July 21, 2022 - Scott R. Landau / Raquel Frier
On July 20, 2022, the Department of Justice (“DOJ”) published a press release discussing a concerted effort to combat specific areas of healthcare fraud, telemedicine, clinical laboratory, and durable medical equipment. The announcement was coupled with criminal charges brought against 36 defendants in 13 federal districts totaling over $1.2 billion in criminal proceeds (over $1 billion of which stem from unlawful telemedicine practices). The Centers for Medicare & Medicaid Services (CMS), Center for Program Integrity’s also brought administrative actions against 52 providers participating in similar allegedly fraudulent schemes, resulting in a departmental seizure of over $8 million in fraud proceeds. The criminal ventures under investigation predominantly include “illegal kickbacks and bribes by laboratory owners and operators in exchange for [patient] referrals,” thereby violating the Anti-Kickback Statute (“AKS”).
In one such case, charges were brought against the manager of “several clinical laboratories” concerning his involvement in a scheme to issue over $16 million in kickback proceeds to marketers who would resultantly pay further kickbacks to “telemedicine companies and call centers in exchange for doctors’ orders.” This scheme revolved around cardiovascular and cancer genetic testing, the results of which were not used in patient treatment, and which led to $174 million in fraudulent claims being submitted to Medicare. Other cases include a domestic and international “telemarketing network” that tricked vulnerable patients (primarily those with elderly and/or disabled identities) into participating in an illegal scheme by opting into cardiovascular and genetic testing.
In response to the recent increase in fraudulent schemes involving telemedicine companies and practitioners, the Office of Inspector General (“OIG”) issued a “Special Fraud Alert” on July 20, 2022, encouraging practitioners to exercise caution when entering into arrangements with telemedicine companies. The Special Fraud Alert identifies several characteristics that are frequently present in fraudulent arrangements. The most obvious red flag highlighted by the OIG is when telemedicine companies arrange with practitioners to order or prescribe medically unnecessary items and services for patients who are solicited and recruited by the telemedicine companies. This is problematic for several reasons: (1) it can lead to an inappropriate increase in costs to federal health care programs, (2) it could harm patients or delay needed care by providing medically unnecessary services, and (3) it can lead to the corruption of medical decision-making.
The OIG’s recent Special Fraud Alert includes a list of “suspect characteristics” that may typify a potentially fraudulent arrangement between practitioners and telemedicine companies. This list is based upon the OIG and DOJ’s lengthy enforcement experience and is illustrative rather than exhaustive. These “suspect characteristics” identified by the OIG are as follows:

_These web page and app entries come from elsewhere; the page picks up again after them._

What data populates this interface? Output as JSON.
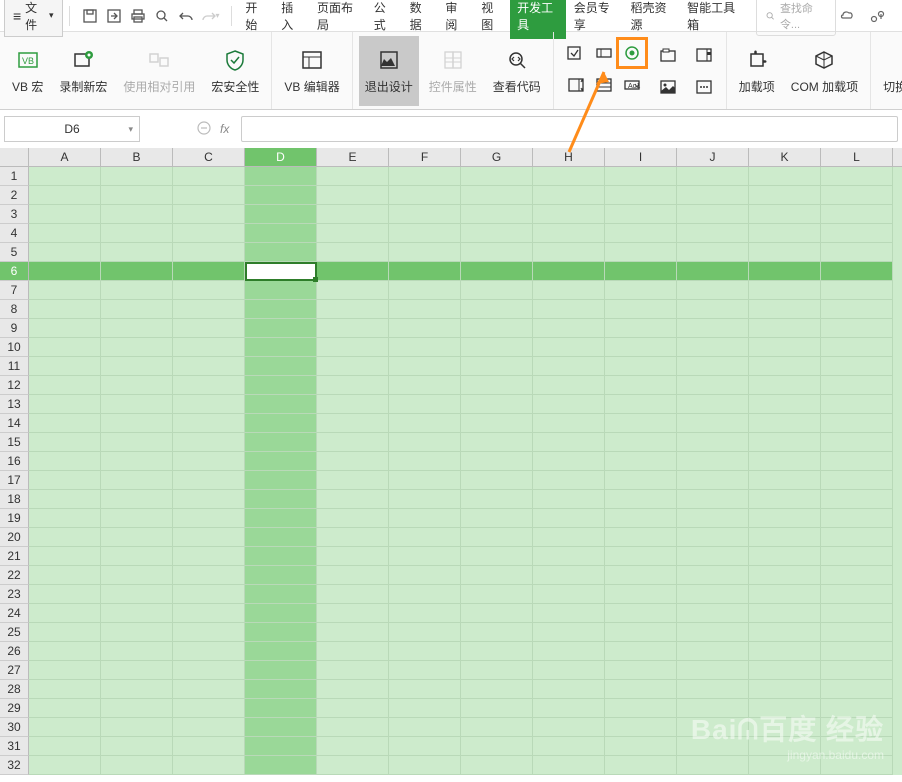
{
  "topbar": {
    "file_label": "文件",
    "search_placeholder": "查找命令...",
    "tabs": [
      "开始",
      "插入",
      "页面布局",
      "公式",
      "数据",
      "审阅",
      "视图",
      "开发工具",
      "会员专享",
      "稻壳资源",
      "智能工具箱"
    ],
    "active_tab_index": 7
  },
  "ribbon": {
    "vb_macro": "VB 宏",
    "record_macro": "录制新宏",
    "use_relative_ref": "使用相对引用",
    "macro_security": "宏安全性",
    "vb_editor": "VB 编辑器",
    "exit_design": "退出设计",
    "control_props": "控件属性",
    "view_code": "查看代码",
    "addins": "加载项",
    "com_addins": "COM 加载项",
    "switch_js": "切换到JS环境"
  },
  "formula_bar": {
    "name_box_value": "D6",
    "fx_label": "fx"
  },
  "sheet": {
    "columns": [
      "A",
      "B",
      "C",
      "D",
      "E",
      "F",
      "G",
      "H",
      "I",
      "J",
      "K",
      "L"
    ],
    "selected_col_index": 3,
    "rows": [
      "1",
      "2",
      "3",
      "4",
      "5",
      "6",
      "7",
      "8",
      "9",
      "10",
      "11",
      "12",
      "13",
      "14",
      "15",
      "16",
      "17",
      "18",
      "19",
      "20",
      "21",
      "22",
      "23",
      "24",
      "25",
      "26",
      "27",
      "28",
      "29",
      "30",
      "31",
      "32"
    ],
    "selected_row_index": 5
  },
  "watermark": {
    "brand": "Baiᕬ百度 经验",
    "url": "jingyan.baidu.com"
  }
}
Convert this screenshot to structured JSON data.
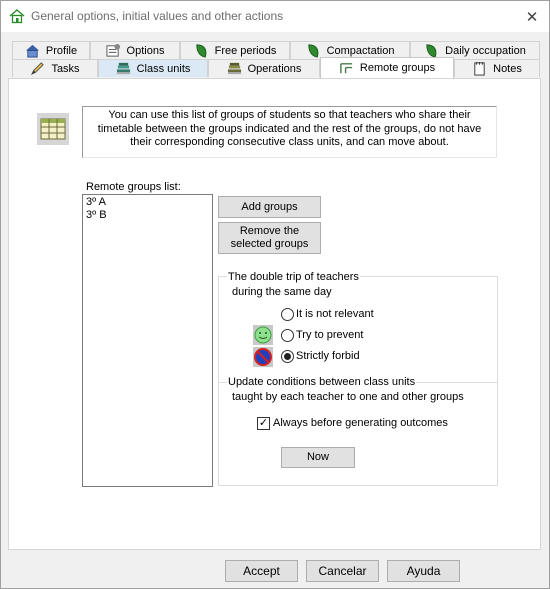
{
  "window": {
    "title": "General options, initial values and other actions",
    "close_glyph": "✕"
  },
  "tabs": {
    "row1": [
      {
        "label": "Profile",
        "icon": "house-icon"
      },
      {
        "label": "Options",
        "icon": "options-icon"
      },
      {
        "label": "Free periods",
        "icon": "leaf-icon"
      },
      {
        "label": "Compactation",
        "icon": "leaf-icon"
      },
      {
        "label": "Daily occupation",
        "icon": "leaf-icon"
      }
    ],
    "row2": [
      {
        "label": "Tasks",
        "icon": "pencil-icon"
      },
      {
        "label": "Class units",
        "icon": "books-icon"
      },
      {
        "label": "Operations",
        "icon": "books-icon"
      },
      {
        "label": "Remote groups",
        "icon": "groups-icon"
      },
      {
        "label": "Notes",
        "icon": "notes-icon"
      }
    ],
    "active": "Remote groups"
  },
  "info": {
    "text": "You can use this list of groups of students so that teachers who share their timetable between the groups indicated and the rest of the groups, do not have their corresponding consecutive class units, and can move about."
  },
  "remote_groups": {
    "list_label": "Remote groups list:",
    "items": [
      "3º A",
      "3º B"
    ],
    "add_button": "Add groups",
    "remove_button": "Remove the selected groups"
  },
  "double_trip": {
    "heading_line1": "The double trip of teachers",
    "heading_line2": "during the same day",
    "options": [
      {
        "label": "It is not relevant",
        "checked": false
      },
      {
        "label": "Try to prevent",
        "checked": false
      },
      {
        "label": "Strictly forbid",
        "checked": true
      }
    ]
  },
  "update_conditions": {
    "heading_line1": "Update conditions between class units",
    "heading_line2": "taught by each teacher to one and other groups",
    "checkbox_label": "Always before generating outcomes",
    "checkbox_checked": true,
    "now_button": "Now"
  },
  "footer": {
    "accept": "Accept",
    "cancel": "Cancelar",
    "help": "Ayuda"
  },
  "colors": {
    "accent_tab": "#dbe8f5",
    "smile_face": "#8ee08e",
    "forbid_red": "#d42020",
    "forbid_blue": "#2040c0"
  }
}
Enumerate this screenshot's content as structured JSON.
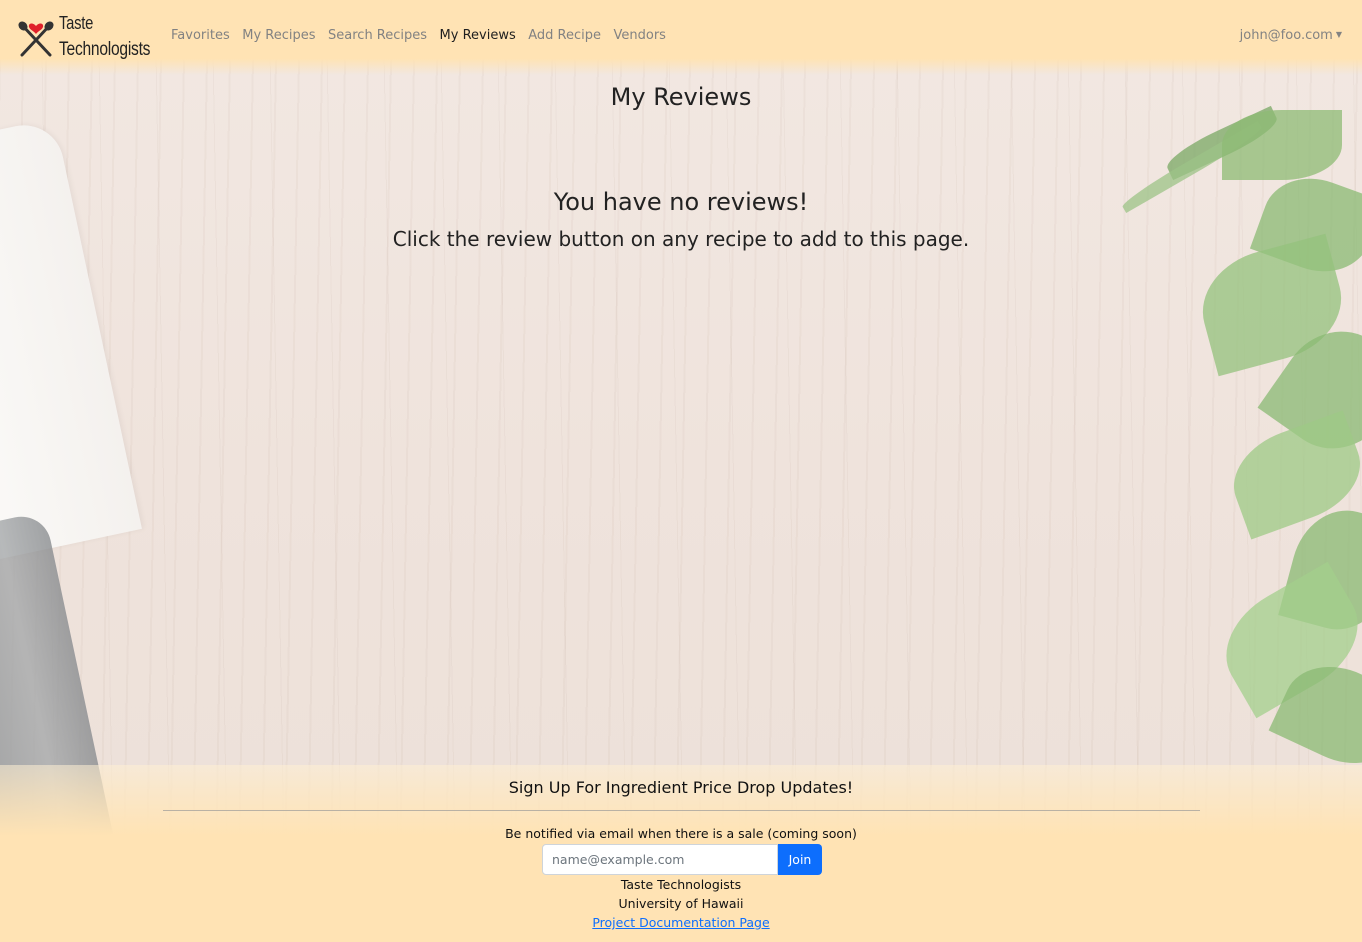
{
  "brand": {
    "line1": "Taste",
    "line2": "Technologists"
  },
  "nav": {
    "links": [
      {
        "label": "Favorites"
      },
      {
        "label": "My Recipes"
      },
      {
        "label": "Search Recipes"
      },
      {
        "label": "My Reviews",
        "active": true
      },
      {
        "label": "Add Recipe"
      },
      {
        "label": "Vendors"
      }
    ],
    "user_email": "john@foo.com"
  },
  "main": {
    "title": "My Reviews",
    "empty_heading": "You have no reviews!",
    "empty_subtext": "Click the review button on any recipe to add to this page."
  },
  "footer": {
    "signup_heading": "Sign Up For Ingredient Price Drop Updates!",
    "signup_note": "Be notified via email when there is a sale (coming soon)",
    "email_placeholder": "name@example.com",
    "join_label": "Join",
    "org_name": "Taste Technologists",
    "university": "University of Hawaii",
    "doc_link_label": "Project Documentation Page"
  },
  "colors": {
    "nav_background": "#ffe3b4",
    "primary_button": "#0d6efd",
    "heart_icon": "#e0202a",
    "link": "#0d6efd"
  }
}
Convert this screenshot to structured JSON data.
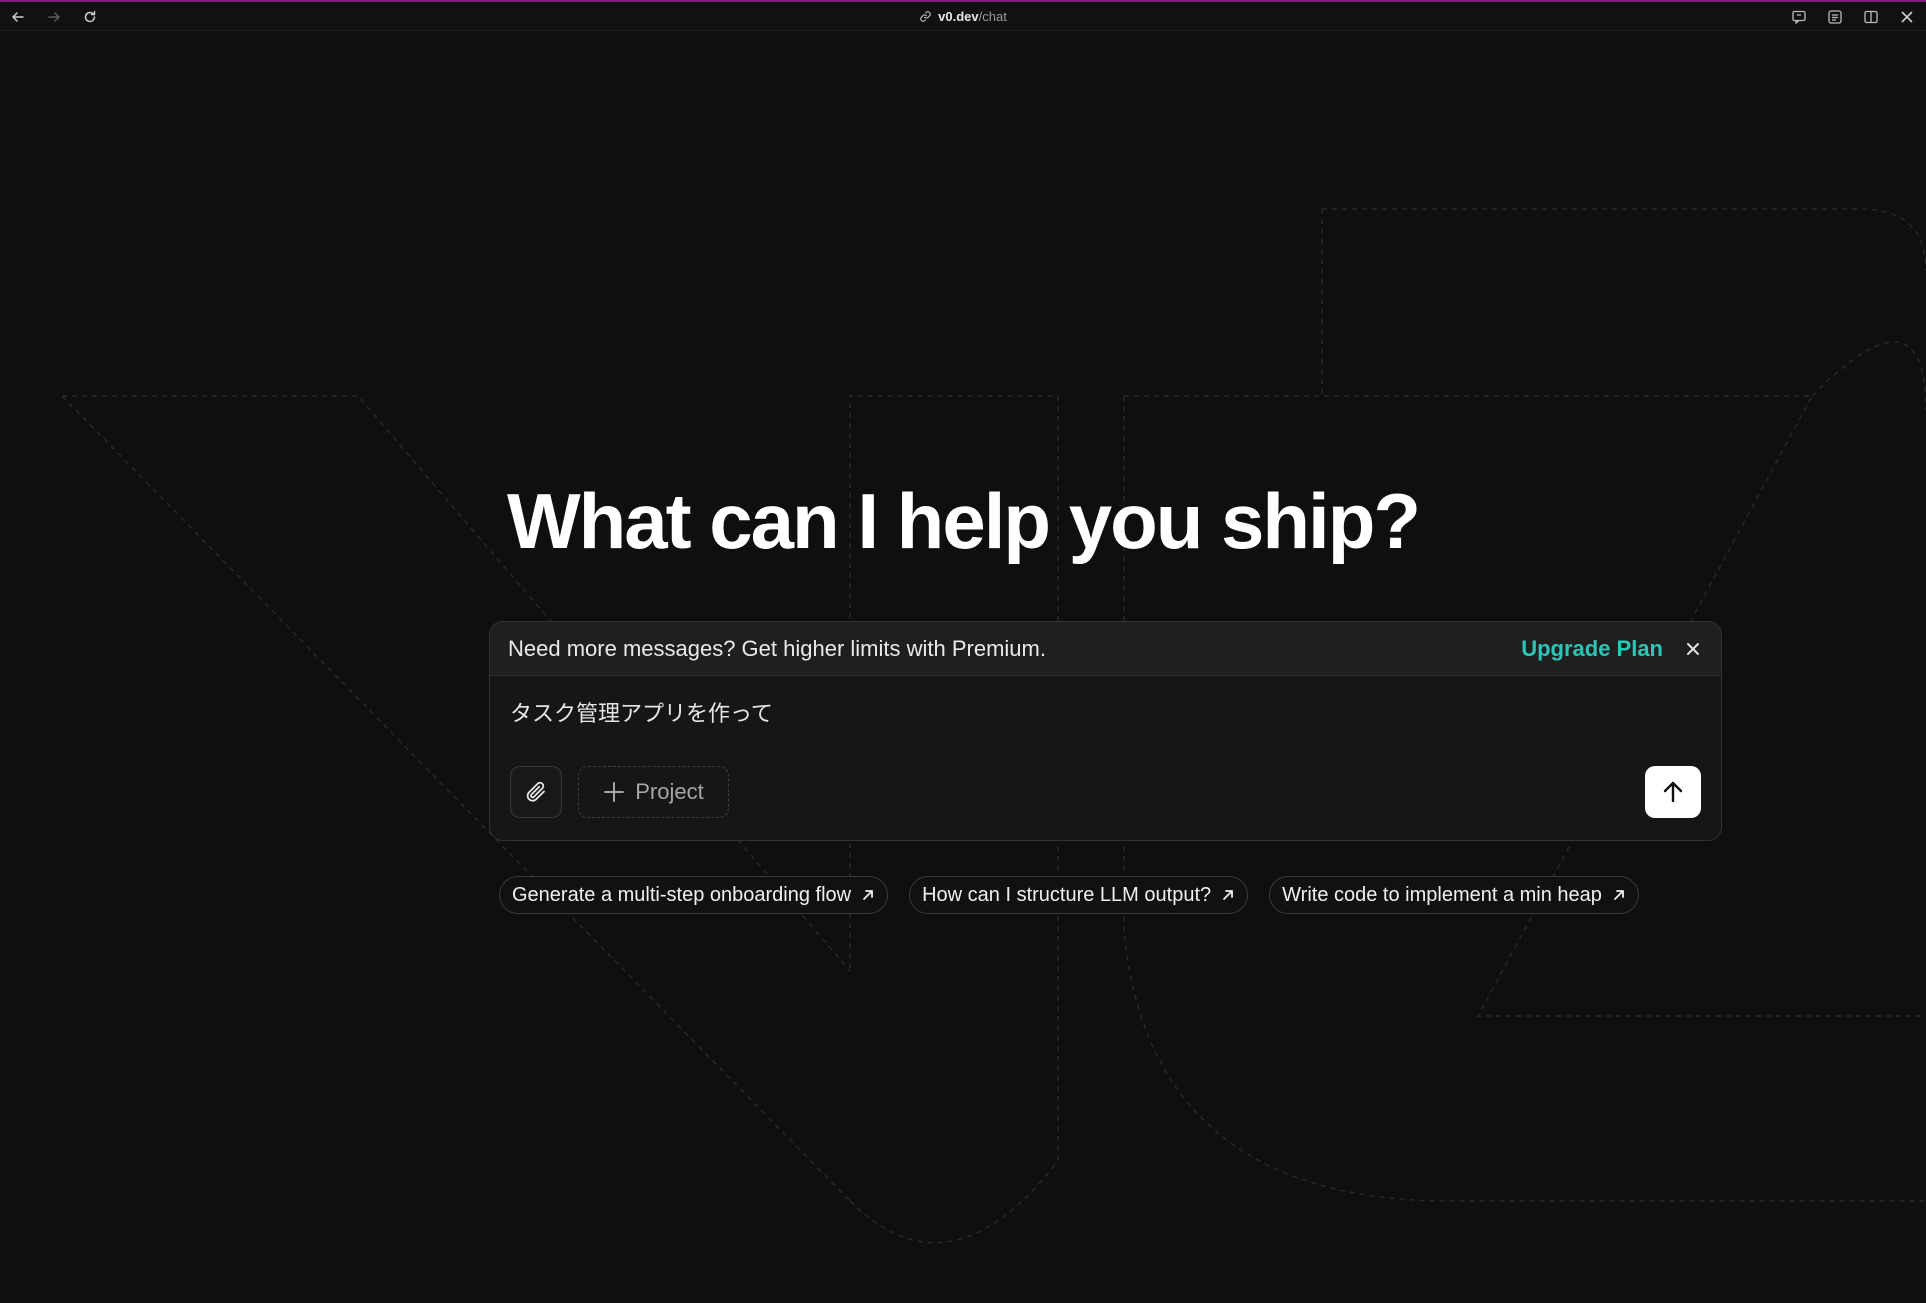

- The patients for whom the practitioner orders items or services were recruited by the telemedicine company or an agent of the telemedicine company for free or low out-of-pocket cost items or services.
- The practitioner does not have sufficient contact with or information from the patient to meaningfully assess the medical necessity of the items or services ordered or prescribed.
- The telemedicine company compensates the practitioner based on the volume of items or services ordered or prescribed, which may be characterized to the practitioner as compensation based on the number of purported medical records that the practitioner reviewed.
- The telemedicine company only furnishes items and services to federal health care program beneficiaries and does not accept insurance from any other payor.
- The telemedicine company claims to only furnish items and services to individuals who are not federal health care program beneficiaries but may in fact bill federal health care programs.
- The telemedicine company only furnishes one product or a single class of products, such as durable medical equipment, genetic testing, diabetic supplies, or prescription creams, potentially restricting a practitioner’s treating options.
- The telemedicine company does not expect practitioners to follow-up with patients, nor does it provide practitioners with the information to follow up with them.
It is critical for practitioners and telemedicine companies alike to be aware of and recognize these characteristics because a fraudulent arrangement may lead to potential liability under various federal laws, including the AKS, the Civil Monetary Penalties Law provision for kickbacks, criminal healthcare fraud statutes, and the False Claims Act (FCA).